* WHAT YOU WILL DO: The result should be every line in the material below containing the string "placeholder".

* DATA FOR ANALYSIS:

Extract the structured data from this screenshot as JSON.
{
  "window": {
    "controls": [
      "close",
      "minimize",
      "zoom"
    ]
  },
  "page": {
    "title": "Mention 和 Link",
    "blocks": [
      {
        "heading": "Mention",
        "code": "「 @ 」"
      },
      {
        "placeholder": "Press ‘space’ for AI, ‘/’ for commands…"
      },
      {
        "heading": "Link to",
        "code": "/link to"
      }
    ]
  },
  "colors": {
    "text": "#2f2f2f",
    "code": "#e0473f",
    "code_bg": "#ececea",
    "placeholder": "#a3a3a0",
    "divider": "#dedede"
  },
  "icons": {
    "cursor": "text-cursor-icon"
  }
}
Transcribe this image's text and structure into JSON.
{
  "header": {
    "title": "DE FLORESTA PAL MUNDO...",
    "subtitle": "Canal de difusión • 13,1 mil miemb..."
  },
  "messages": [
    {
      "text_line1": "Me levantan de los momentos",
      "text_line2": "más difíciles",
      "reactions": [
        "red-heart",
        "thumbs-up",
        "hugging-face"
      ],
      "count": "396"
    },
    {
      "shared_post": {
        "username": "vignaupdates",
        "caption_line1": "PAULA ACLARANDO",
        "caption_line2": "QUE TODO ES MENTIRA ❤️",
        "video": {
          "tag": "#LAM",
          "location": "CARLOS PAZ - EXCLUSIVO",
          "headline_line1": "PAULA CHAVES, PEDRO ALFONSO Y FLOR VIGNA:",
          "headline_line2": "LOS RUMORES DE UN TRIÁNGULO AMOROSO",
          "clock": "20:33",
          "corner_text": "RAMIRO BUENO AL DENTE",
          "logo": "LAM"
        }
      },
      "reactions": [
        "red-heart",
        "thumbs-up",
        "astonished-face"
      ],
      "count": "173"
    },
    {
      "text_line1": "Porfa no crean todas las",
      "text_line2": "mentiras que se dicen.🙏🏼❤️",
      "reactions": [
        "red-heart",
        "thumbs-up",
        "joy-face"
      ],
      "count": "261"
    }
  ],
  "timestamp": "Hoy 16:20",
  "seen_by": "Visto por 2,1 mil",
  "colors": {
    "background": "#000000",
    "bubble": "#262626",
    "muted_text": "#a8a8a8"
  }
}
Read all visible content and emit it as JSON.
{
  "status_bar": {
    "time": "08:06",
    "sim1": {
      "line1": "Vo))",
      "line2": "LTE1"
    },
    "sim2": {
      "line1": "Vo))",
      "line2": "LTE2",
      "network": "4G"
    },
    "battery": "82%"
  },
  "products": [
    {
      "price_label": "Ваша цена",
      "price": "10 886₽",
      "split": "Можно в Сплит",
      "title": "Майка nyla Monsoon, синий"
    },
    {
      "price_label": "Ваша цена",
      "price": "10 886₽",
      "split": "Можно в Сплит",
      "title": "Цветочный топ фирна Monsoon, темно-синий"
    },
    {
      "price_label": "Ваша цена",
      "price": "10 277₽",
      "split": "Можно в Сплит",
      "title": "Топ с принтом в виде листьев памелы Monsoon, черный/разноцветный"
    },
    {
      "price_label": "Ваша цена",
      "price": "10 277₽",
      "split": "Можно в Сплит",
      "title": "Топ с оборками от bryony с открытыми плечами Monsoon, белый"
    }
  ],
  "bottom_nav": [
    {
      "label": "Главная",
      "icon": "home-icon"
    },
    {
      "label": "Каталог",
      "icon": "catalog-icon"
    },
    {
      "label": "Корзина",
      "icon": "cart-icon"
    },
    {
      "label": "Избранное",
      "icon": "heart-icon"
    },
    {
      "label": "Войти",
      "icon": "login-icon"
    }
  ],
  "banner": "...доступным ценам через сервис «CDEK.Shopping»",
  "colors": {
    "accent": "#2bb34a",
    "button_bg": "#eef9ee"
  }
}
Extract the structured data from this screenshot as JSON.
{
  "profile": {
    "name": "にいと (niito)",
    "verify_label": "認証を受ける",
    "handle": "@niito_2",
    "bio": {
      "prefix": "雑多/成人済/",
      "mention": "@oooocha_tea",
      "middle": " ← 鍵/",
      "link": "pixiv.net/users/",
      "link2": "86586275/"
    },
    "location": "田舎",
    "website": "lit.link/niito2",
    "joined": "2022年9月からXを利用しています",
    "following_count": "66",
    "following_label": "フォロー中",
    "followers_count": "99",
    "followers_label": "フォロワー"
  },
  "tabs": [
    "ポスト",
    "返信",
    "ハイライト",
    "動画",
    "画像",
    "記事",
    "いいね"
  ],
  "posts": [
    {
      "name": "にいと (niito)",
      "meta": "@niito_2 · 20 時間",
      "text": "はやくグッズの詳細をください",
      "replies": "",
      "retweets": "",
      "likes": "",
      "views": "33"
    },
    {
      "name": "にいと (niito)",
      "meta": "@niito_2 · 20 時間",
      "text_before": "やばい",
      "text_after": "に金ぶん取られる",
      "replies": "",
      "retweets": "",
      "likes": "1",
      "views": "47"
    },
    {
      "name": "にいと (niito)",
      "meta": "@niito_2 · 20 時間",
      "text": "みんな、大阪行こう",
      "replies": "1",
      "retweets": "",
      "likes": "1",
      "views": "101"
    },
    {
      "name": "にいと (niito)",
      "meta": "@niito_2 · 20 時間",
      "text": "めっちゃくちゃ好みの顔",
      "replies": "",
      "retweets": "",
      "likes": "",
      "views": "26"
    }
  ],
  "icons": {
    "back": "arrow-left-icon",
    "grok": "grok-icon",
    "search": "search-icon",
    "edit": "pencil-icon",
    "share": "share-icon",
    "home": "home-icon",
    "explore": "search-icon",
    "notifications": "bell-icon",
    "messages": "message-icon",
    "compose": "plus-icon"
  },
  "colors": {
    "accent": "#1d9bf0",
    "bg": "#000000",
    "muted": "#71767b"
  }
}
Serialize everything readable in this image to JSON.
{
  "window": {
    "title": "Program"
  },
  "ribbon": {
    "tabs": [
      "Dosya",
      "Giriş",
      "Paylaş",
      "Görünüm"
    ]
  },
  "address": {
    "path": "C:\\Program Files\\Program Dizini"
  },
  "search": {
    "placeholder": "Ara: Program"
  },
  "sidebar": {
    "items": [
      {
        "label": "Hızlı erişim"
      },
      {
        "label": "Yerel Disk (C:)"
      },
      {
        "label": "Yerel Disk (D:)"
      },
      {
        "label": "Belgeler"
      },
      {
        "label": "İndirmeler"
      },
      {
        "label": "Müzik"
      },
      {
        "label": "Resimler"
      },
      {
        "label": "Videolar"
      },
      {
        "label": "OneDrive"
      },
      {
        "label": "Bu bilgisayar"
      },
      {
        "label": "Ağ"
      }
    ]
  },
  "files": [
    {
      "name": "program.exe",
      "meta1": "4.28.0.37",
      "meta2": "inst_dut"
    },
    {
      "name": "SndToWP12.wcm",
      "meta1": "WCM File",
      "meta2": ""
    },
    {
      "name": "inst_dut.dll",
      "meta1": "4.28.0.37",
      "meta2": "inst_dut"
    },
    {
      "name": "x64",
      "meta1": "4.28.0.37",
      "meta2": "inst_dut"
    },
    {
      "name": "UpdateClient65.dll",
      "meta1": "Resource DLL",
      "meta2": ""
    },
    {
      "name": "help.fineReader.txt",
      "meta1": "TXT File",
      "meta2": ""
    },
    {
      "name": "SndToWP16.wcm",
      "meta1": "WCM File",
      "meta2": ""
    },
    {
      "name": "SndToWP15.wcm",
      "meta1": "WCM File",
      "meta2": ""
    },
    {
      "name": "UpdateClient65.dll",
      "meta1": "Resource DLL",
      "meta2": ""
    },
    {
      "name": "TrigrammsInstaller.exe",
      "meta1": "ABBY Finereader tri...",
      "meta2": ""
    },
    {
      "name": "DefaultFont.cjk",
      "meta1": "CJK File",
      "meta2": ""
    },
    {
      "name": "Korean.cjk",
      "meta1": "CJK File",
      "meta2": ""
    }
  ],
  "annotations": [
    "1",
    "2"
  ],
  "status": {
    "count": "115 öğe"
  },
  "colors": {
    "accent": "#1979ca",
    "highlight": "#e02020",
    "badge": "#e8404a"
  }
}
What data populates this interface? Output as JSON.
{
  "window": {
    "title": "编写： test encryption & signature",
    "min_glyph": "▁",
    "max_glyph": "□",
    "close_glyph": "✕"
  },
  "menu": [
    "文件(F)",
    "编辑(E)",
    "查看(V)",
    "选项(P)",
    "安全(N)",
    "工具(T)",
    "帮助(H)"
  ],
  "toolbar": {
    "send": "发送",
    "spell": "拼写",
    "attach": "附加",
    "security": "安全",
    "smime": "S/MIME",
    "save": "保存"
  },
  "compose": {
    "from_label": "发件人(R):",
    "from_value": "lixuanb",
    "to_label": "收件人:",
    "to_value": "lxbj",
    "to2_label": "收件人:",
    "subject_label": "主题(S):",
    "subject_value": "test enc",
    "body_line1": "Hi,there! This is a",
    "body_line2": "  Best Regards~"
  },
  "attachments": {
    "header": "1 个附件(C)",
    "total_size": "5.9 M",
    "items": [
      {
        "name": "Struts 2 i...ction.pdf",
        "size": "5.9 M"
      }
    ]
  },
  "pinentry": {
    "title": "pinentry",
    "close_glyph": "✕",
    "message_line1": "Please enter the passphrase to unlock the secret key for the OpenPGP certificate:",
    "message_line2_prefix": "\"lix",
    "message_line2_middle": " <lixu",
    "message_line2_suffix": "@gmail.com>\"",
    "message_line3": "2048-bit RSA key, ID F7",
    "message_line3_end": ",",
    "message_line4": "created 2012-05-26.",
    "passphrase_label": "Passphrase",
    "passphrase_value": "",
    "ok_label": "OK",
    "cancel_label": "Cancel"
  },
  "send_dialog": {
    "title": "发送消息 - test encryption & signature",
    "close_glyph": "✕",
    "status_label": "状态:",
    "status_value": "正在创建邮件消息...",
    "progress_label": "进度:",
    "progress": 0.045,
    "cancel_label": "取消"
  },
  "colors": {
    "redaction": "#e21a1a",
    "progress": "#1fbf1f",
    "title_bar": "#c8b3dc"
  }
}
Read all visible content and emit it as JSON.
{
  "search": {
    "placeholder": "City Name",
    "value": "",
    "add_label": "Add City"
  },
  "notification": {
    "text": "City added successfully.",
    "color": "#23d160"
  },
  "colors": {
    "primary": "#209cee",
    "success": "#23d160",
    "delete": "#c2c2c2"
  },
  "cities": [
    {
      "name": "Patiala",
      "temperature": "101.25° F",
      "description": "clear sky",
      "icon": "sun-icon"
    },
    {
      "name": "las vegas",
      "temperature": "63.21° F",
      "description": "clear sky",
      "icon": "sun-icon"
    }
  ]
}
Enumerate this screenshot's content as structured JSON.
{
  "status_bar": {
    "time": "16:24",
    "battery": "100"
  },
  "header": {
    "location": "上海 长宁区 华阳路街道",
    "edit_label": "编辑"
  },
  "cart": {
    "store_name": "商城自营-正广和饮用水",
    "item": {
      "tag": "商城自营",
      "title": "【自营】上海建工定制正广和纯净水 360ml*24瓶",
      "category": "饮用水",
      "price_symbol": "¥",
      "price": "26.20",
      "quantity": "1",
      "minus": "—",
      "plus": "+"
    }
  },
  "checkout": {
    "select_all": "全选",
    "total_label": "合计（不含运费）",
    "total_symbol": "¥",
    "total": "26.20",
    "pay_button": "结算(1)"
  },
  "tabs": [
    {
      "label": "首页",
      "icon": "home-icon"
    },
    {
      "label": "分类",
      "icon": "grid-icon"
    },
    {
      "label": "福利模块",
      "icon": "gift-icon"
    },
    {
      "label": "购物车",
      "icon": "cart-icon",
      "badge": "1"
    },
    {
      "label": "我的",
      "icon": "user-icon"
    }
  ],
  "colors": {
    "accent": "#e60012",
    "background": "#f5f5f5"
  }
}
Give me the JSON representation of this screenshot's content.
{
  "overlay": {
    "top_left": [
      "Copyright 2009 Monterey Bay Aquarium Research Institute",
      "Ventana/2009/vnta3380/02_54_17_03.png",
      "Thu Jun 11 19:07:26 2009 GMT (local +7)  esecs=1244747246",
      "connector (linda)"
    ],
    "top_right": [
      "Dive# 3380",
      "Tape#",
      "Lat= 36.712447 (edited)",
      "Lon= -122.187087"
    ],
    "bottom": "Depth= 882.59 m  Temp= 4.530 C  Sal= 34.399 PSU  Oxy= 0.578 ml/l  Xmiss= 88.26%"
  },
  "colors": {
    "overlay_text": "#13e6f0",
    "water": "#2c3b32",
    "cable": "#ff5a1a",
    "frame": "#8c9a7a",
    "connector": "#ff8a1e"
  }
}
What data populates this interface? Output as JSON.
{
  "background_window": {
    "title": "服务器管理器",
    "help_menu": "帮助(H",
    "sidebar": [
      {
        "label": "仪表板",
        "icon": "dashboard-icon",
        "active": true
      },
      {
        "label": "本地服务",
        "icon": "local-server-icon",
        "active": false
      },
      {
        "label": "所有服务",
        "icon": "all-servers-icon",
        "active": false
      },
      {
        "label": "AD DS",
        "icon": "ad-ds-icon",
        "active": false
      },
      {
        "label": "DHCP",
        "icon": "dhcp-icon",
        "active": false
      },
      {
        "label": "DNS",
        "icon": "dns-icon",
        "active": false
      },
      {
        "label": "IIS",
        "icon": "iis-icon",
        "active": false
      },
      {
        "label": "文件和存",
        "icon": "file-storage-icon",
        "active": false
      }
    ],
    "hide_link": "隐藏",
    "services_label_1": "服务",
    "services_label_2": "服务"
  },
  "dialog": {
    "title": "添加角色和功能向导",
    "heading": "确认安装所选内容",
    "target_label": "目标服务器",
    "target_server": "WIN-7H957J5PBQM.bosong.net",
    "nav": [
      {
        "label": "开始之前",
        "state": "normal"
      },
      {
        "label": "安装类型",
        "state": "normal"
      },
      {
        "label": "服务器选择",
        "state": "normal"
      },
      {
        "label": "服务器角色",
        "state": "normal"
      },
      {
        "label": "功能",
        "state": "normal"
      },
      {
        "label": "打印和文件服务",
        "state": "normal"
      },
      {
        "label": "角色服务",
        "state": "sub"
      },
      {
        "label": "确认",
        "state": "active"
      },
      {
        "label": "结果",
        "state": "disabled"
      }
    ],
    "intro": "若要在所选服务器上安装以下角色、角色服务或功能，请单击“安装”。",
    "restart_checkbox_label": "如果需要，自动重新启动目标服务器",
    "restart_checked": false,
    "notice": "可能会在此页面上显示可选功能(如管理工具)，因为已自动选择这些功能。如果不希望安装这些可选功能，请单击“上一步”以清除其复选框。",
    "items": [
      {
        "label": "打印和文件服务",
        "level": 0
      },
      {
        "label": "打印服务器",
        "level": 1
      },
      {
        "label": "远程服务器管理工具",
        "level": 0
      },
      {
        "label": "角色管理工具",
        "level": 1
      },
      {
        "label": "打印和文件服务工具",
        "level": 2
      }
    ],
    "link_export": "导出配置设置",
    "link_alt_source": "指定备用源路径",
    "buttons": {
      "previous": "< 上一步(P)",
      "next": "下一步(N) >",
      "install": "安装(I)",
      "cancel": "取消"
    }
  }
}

* SOLUTION FOR THIS TASK:
        "placeholder": "Press ‘space’ for AI, ‘/’ for commands…"
    "placeholder": "#a3a3a0",
    "placeholder": "Ara: Program"
    "placeholder": "City Name",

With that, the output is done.